What this task involves —
Only lines containing "your" are wanted from the data below. Copy those lines.

Data items:
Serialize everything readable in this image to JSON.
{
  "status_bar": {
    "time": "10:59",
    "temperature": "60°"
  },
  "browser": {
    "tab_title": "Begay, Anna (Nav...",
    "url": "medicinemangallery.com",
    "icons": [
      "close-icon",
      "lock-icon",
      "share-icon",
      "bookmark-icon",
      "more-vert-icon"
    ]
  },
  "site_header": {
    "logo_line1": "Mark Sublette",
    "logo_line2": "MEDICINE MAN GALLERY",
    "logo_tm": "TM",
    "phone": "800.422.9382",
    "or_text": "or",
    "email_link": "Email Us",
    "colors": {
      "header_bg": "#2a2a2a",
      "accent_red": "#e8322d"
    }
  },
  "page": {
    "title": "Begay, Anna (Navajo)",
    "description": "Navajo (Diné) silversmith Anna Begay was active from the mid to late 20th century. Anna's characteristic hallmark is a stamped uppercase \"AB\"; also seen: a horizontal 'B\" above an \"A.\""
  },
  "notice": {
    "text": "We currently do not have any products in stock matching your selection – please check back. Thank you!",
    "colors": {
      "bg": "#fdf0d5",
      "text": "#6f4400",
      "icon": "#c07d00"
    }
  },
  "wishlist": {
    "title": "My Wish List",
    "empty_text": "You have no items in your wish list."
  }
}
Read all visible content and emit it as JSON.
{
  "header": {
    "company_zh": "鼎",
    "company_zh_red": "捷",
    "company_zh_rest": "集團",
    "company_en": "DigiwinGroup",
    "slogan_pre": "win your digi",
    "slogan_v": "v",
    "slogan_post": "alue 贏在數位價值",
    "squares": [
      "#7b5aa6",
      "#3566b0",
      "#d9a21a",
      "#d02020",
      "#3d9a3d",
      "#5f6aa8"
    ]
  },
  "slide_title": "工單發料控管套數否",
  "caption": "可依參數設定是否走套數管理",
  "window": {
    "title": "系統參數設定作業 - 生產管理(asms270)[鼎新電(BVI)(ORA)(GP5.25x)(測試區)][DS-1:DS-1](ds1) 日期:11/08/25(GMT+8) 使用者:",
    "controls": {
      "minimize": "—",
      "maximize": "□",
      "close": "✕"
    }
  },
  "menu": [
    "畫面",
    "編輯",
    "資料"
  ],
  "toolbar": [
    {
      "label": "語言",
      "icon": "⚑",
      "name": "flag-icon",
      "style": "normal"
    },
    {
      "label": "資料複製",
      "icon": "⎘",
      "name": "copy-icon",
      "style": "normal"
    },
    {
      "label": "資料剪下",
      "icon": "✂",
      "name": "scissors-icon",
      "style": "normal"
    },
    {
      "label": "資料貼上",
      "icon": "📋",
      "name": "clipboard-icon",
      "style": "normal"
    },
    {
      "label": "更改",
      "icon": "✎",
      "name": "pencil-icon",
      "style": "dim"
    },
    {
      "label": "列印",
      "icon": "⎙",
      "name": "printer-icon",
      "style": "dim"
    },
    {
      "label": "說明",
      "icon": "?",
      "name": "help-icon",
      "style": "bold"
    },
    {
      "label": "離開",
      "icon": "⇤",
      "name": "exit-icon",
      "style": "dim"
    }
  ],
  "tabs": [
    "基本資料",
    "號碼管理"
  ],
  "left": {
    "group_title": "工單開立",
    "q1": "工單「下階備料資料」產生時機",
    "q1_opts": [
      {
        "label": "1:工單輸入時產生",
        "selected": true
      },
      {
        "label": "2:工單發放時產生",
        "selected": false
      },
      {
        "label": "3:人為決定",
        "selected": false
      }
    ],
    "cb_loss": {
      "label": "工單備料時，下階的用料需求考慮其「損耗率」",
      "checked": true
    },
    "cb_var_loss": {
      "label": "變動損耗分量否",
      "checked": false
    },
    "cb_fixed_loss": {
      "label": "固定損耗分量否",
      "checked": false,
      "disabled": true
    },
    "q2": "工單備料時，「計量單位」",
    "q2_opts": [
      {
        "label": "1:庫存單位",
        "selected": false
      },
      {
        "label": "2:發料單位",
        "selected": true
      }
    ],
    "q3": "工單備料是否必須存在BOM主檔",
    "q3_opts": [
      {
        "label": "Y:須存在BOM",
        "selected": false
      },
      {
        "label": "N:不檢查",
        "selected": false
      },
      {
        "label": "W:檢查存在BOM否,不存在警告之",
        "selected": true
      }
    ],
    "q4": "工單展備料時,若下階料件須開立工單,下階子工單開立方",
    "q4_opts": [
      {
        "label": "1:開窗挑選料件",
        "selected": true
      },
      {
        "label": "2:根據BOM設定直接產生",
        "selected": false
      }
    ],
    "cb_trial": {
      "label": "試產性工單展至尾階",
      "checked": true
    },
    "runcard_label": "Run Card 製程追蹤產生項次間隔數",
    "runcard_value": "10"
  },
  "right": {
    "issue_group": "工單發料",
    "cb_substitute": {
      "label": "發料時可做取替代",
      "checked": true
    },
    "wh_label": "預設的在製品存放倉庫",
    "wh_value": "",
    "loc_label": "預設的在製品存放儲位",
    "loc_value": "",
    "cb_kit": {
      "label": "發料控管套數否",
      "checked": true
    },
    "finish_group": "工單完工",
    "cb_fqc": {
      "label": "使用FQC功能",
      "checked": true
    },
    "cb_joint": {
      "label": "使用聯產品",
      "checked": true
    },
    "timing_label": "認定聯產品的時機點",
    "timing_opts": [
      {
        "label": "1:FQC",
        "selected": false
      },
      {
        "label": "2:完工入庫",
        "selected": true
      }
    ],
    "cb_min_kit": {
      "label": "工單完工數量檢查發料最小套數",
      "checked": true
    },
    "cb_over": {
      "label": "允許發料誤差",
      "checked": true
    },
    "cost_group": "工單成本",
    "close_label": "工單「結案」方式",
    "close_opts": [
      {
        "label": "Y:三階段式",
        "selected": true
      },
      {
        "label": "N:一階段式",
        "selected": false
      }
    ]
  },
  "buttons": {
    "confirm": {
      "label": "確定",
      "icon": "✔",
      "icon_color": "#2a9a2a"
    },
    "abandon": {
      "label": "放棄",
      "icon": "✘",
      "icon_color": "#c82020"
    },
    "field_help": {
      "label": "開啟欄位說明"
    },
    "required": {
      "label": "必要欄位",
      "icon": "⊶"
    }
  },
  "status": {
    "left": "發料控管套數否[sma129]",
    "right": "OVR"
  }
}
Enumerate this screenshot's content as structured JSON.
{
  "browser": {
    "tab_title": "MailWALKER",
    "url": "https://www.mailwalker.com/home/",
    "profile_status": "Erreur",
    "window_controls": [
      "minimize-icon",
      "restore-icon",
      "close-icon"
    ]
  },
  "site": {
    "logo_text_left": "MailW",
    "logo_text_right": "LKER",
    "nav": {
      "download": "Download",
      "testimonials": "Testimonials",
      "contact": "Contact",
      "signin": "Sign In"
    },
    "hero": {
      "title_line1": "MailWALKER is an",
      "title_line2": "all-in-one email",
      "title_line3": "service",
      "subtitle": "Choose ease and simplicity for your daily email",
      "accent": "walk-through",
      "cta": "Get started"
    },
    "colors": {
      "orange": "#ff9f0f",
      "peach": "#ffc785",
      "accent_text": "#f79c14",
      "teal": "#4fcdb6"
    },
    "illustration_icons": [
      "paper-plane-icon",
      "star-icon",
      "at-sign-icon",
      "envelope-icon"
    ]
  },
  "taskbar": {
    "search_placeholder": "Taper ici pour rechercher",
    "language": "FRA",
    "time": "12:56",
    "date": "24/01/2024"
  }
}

Output of the exercise —
    "text": "We currently do not have any products in stock matching your selection – please check back. Thank you!",
    "empty_text": "You have no items in your wish list."
    "slogan_pre": "win your digi",
      "subtitle": "Choose ease and simplicity for your daily email",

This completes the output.